Page **9** of **13**

### Re: Secondary and Higher Secondary Marathon

Posted: **Sat Jan 19, 2013 2:06 pm**

by **Tahmid Hasan**

Problem $28$: Let $ABCD$ be a cyclic quadrilateral with opposite sides not parallel. Let $X$ and $Y$ be the

intersections of $AB,CD$ and $AD,BC$ respectively. Let the angle bisector of $\angle AXD$ intersect $AD,BC$ at $E,F$ respectively, and let the angle bisectors of $\angle AYB$ intersect $AB,CD$ at $G,H$ respectively. Prove that $EFGH$ is a parallelogram.

Source:Canada National-2011-2

### Re: Secondary and Higher Secondary Marathon

Posted: **Sat Jan 19, 2013 8:32 pm**

by **Nadim Ul Abrar**

### Re: Secondary and Higher Secondary Marathon

Posted: **Sat Jan 19, 2013 9:01 pm**

by **Nadim Ul Abrar**

Fun: For problem 28 , EFGH is রম্বস as well .

Problem 29 : Find all positive integers $n$ and $k$ such that $(n+1)^n=2n^k+3n+1$

(spain '12 D2 1)

### Re: Secondary and Higher Secondary Marathon

Posted: **Sat Jan 19, 2013 11:24 pm**

by **SANZEED**

### Re: Secondary and Higher Secondary Marathon

Posted: **Sun Jan 20, 2013 12:07 pm**

by **Tahmid Hasan**

Since Sanzeed didn't post a new problem. I'm posting one.

Problem $30$: Let $P$ be a point inside a square $ABCD$ such that $PA=1,PB=2,PC=3$. The area of $ABCD$ can be expressed as $a+b\sqrt c$ where $a,b,c \in \mathbb{N}$ and $c$ is not divisible by the square of any prime. What is the value of $a+b+c$?

Source: Baltic Way-2011-12(A little edited by me

)

### Re: Secondary and Higher Secondary Marathon

Posted: **Sun Jan 20, 2013 2:13 pm**

by **zadid xcalibured**

$a=5$,$b=-2$,$c=2$ So $a+b+c=5$

I have a shitty proof.

### Re: Secondary and Higher Secondary Marathon

Posted: **Sun Jan 20, 2013 3:45 pm**

by **Tahmid Hasan**

Here's my solution- A rotation of $90^{\circ}$ in clockwise direction sends $\triangle BAP$ to $\triangle BCQ$, $P,Q$ are correspondent points.

So $\angle PBQ=90^{\circ}$ and $BP=BQ=2,AP=CQ=1$. Hence $\angle PQB=45^{\circ}$.

By Pythagoras' theorem on $\triangle BPQ,PQ=2\sqrt 2$.

By the converse of Pythagoras on $\triangle CPQ, \angle PQC=90^{\circ}$

So $\angle BQC=135^{\circ}$.

Hence $BC^2=BQ^2+CQ^2-2.BQ.CQ.\cos BQC=5+2\sqrt 2$.

So $a+b+c=9$.

Really cool problem

### Re: Secondary and Higher Secondary Marathon

Posted: **Sun Jan 20, 2013 5:15 pm**

by **zadid xcalibured**

Oy Tahmid,This is my shitty solution.I find it so uncool.

The mistake in my solution is that I took the positive value of some cos when it should be negative.

### Re: Secondary and Higher Secondary Marathon

Posted: **Sun Jan 20, 2013 6:18 pm**

by **FahimFerdous**

In 2012 national camp, Sourav solved a slightly different version of this problem using some cool rotation!
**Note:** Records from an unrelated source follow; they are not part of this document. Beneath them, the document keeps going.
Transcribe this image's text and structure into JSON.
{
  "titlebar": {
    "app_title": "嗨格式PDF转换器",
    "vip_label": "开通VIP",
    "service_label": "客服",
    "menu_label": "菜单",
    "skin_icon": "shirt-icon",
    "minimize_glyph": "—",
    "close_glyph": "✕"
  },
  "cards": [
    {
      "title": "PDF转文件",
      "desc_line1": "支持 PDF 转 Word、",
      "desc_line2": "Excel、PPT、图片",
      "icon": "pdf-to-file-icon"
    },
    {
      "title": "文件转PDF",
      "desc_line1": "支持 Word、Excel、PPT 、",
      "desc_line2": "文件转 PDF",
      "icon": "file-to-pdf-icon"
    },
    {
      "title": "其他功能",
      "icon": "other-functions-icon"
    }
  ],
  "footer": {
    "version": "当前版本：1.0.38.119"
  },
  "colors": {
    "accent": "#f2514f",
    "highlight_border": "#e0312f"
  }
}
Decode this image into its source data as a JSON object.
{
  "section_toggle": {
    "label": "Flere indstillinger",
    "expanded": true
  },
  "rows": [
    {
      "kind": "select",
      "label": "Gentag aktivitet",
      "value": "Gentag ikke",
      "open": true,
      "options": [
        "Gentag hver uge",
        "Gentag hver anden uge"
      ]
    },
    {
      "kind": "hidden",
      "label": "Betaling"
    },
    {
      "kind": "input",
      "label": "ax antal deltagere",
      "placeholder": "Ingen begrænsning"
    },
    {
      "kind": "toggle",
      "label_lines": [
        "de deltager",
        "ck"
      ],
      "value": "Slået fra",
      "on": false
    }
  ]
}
Mugdho vaia solved it using co-ordinates though.

### Re: Secondary and Higher Secondary Marathon

Posted: **Sun Jan 20, 2013 7:30 pm**

by **Tahmid Hasan**

zadid xcalibured wrote:Oy Tahmid,This is my shitty solution.I find it so uncool.

Then surely we have different definitions of cool

FahimFerdous wrote:In 2012 national camp, Sourav solved a slightly different version of this problem using some cool rotation!

I have heard from Labib vai that his(Sourav vai's) solution was one of the coolest things shown in 2012 national camp, but I never had the opportunity saw it

Actually I totally forgot about about this problem, I was solving some 'Mathematical Excalibur' problems the other day when I came by this problem

Inside an equilateral triangle $ABC$, there is a point $P$ such that $PC=3,PA=4$ and $PB=5$. Find the

perimeter of $\triangle ABC$.

The solution was simply amazing and gave me the incentives to solve this one